However, Marsh stated: “In politics in Massachusetts, and specially in Boston, that is the cleanest battle you are likely to see.”
Even politicians who validated or amplified a single another’s views in one arena are going to have to distinguish in between by themselves in yet another — and if that appears harsh, then Wilnelia Rivera would be happy to remind you of at any time-evolving allegiances in experienced sports activities.
“I liked Kyrie Irving when he was our level guard,” stated the Boston-primarily based political marketing consultant. “But I can’t stand him now induce he performs for the Nets.”
Now that the councilors are in a diverse area of contest, “We need to hope them to be rivals,” mentioned Rivera, who is supporting Wu.
She pointed to “a tiny little bit of naiveté amongst gender research and academic circles that if you just place gals in these spaces, it will resolve by itself.”
But the fact is, voters have not had substantially experience watching women contend for electric power. That’s modifying now just after several years of climbing engagement, with the candidacies sprung from the women’s marches of the Trump era and a surge in the activism of the Black Life Issue motion.
“This is indicative of adjustments we’re seeing throughout all concentrations of office environment,” said Kelly Dittmar, a scholar and director of investigate at Center for American Girls and Politics at Rutgers University, pointing to the dynamics of Boston’s preliminary election. The same retains in North Adams, in which only women are working for an open seat for mayor subsequent 7 days.
All-female political showdowns are rising – and becoming increasingly numerous. In a person of the closest parallels, Lori Lightfoot emerged from a crowded subject and defeated Toni Preckwinkle in a runoff to turn out to be Chicago’s initially Black female mayor in 2019. In New Orleans, LaToya Cantrell became the city’s very first Black girl mayor about a different, Desiree Charbonnet, in 2017. And past month, Shontel Brown and Nina Turner confronted off in a bitter major for Congress in Ohio that stirred shock that Black women candidates would focus on a single yet another.
Dittmar pointed out that this sort of races reveal remaining biases: Why need to a voter not anticipate discrepancies amid candidates, even if they’re of the similar race and gender?
“We’re not stunned that white men . . . don’t agree on the exact same matter,” Dittmar explained.

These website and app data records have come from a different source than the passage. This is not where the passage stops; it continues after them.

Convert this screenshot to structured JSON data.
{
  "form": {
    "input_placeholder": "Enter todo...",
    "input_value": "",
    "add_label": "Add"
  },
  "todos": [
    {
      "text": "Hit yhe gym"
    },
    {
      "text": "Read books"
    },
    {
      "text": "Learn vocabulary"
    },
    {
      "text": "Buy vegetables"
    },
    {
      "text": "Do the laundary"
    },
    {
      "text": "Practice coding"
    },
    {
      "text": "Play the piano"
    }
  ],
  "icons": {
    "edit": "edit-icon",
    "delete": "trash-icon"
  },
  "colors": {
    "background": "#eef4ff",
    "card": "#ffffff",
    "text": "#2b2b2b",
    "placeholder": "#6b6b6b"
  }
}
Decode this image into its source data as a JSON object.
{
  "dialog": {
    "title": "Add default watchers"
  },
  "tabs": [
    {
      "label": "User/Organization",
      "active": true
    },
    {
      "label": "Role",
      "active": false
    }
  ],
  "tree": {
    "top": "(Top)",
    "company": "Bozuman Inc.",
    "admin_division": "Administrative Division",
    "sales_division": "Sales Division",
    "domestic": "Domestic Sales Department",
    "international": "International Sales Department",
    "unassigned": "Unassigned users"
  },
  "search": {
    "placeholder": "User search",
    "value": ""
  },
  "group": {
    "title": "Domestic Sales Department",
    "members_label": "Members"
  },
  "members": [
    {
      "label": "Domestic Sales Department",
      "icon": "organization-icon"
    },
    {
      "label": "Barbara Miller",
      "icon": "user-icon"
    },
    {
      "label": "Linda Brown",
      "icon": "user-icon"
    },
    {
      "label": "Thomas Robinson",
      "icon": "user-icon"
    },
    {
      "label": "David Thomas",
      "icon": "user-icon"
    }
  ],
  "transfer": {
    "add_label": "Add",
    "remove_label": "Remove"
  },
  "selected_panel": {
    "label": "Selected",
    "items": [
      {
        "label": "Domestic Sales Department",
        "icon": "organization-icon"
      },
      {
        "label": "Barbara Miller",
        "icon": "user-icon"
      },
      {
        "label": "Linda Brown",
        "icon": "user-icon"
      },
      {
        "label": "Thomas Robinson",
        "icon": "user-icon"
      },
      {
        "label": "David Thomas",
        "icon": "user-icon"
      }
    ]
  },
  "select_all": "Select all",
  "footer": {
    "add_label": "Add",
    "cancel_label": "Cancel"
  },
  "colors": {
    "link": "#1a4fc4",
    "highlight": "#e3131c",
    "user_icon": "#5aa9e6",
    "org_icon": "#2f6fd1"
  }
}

When hard contests amid women politicians might bring about some irritation, Rivera, who has labored with quite a few of the women now aggressively competing to be mayor, is not threatened by the new ordinary.
“They are sisters in services in company, still,” explained Rivera. “It’s just they are now sisters in level of competition.”